*Required action*
Filter this data down to the lines that hold "hint", and copy them.

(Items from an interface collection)
----

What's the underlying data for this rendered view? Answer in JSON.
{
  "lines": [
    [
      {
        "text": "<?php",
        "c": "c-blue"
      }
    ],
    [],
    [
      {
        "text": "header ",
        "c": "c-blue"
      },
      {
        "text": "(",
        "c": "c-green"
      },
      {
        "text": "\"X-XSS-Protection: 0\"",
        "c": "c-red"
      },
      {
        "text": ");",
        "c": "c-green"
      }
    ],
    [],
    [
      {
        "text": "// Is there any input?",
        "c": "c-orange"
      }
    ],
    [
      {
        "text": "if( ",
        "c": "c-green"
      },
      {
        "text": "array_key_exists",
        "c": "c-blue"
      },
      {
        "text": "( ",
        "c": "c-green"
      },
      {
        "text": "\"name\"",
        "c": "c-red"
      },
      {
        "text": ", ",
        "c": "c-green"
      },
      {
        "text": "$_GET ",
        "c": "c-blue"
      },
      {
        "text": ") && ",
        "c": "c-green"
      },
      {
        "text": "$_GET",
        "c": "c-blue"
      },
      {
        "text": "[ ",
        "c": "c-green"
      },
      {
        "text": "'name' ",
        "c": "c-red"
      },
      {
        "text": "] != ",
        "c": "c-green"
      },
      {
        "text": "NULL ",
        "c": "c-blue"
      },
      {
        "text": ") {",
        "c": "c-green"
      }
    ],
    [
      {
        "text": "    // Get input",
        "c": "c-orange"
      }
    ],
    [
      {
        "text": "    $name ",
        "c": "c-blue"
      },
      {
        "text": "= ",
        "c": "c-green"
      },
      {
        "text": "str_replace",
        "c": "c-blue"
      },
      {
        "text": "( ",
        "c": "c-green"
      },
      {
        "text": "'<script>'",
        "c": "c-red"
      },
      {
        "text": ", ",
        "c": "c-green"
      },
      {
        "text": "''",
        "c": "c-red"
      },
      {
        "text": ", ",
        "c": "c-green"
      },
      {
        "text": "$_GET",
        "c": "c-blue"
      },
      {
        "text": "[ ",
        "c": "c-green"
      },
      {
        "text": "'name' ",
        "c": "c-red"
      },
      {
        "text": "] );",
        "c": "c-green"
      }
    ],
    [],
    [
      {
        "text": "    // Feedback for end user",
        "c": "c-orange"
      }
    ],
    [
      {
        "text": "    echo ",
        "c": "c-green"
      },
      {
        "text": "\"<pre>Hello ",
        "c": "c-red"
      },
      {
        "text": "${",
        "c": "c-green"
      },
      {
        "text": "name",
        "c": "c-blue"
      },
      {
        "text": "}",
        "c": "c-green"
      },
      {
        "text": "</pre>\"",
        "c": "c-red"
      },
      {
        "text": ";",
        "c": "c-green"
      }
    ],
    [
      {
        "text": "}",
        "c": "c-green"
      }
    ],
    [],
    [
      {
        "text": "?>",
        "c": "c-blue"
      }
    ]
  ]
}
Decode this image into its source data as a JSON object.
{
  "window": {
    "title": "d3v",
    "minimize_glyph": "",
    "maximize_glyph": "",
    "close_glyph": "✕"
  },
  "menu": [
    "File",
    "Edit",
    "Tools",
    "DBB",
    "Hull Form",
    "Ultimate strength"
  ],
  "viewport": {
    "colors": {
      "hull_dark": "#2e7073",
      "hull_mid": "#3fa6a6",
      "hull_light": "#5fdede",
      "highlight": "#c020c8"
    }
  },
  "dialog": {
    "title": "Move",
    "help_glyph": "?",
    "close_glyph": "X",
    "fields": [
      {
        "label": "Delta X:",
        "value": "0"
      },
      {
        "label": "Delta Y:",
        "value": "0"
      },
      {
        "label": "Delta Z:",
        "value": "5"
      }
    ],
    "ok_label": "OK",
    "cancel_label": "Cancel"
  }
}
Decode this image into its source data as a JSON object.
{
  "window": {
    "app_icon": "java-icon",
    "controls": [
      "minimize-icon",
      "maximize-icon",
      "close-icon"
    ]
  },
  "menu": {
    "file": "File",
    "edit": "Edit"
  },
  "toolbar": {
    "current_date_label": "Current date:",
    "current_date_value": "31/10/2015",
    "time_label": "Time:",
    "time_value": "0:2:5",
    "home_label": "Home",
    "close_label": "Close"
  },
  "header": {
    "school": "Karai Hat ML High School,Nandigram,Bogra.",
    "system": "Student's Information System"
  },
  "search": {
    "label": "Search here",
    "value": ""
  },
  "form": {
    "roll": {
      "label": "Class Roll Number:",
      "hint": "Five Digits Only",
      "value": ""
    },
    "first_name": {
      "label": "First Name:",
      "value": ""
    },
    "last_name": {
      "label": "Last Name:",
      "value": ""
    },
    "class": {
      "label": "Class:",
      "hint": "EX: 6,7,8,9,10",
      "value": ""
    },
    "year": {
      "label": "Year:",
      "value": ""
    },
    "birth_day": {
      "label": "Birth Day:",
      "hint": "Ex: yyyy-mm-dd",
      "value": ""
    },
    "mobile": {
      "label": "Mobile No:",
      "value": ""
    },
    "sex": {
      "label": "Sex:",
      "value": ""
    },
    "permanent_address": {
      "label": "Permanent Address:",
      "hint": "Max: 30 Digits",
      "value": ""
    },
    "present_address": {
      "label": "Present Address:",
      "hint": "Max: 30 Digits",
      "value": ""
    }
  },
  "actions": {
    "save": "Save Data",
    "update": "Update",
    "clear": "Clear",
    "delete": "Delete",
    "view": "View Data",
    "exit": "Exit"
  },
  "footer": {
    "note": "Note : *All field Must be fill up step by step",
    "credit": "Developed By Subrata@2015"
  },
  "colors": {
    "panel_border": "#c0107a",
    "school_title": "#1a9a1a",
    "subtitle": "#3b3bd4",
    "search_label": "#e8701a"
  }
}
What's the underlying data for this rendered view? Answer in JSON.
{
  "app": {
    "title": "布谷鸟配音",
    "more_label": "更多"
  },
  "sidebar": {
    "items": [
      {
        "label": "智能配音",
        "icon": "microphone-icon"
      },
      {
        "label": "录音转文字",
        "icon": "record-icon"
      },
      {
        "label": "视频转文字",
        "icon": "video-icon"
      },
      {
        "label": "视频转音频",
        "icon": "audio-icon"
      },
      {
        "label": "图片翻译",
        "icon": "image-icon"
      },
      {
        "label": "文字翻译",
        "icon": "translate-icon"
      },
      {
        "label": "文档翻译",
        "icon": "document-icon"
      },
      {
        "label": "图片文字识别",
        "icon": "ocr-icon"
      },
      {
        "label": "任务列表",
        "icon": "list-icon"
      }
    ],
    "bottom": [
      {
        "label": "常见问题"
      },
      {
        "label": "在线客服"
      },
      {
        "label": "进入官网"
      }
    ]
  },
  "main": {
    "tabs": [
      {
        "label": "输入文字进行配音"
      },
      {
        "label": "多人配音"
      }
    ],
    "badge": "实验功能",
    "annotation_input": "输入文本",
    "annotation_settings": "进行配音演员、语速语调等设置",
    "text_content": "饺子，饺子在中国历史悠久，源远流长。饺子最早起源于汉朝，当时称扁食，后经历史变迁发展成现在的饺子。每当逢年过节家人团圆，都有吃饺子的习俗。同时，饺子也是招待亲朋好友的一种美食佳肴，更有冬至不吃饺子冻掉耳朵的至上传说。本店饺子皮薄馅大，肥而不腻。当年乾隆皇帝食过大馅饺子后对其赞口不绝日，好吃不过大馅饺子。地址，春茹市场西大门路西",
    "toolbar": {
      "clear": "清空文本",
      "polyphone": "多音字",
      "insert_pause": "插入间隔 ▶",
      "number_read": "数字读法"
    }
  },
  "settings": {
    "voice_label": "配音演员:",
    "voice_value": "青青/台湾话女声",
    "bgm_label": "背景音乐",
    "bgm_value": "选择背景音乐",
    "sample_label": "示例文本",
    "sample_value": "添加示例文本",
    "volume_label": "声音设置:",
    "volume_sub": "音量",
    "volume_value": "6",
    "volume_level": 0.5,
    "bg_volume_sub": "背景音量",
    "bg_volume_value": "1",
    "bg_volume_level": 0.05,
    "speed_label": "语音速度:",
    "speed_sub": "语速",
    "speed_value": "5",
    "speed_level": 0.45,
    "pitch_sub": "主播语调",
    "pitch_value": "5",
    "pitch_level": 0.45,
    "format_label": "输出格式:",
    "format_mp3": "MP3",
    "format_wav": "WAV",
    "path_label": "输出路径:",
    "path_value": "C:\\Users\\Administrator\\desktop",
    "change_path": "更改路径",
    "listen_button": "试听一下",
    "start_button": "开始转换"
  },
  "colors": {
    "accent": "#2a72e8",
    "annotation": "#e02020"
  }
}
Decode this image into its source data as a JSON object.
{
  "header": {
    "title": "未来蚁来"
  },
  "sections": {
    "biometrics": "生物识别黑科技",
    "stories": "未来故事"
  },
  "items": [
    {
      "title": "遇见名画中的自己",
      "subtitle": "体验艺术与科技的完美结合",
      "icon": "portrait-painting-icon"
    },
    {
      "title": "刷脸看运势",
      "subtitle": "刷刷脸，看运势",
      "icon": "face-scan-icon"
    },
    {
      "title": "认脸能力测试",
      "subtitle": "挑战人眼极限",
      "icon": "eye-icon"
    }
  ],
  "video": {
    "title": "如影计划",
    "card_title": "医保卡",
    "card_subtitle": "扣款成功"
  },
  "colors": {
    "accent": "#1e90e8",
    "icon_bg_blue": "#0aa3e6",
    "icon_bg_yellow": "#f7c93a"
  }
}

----

*Finished exercise*
      "hint": "Five Digits Only",
      "hint": "EX: 6,7,8,9,10",
      "hint": "Ex: yyyy-mm-dd",
      "hint": "Max: 30 Digits",
      "hint": "Max: 30 Digits",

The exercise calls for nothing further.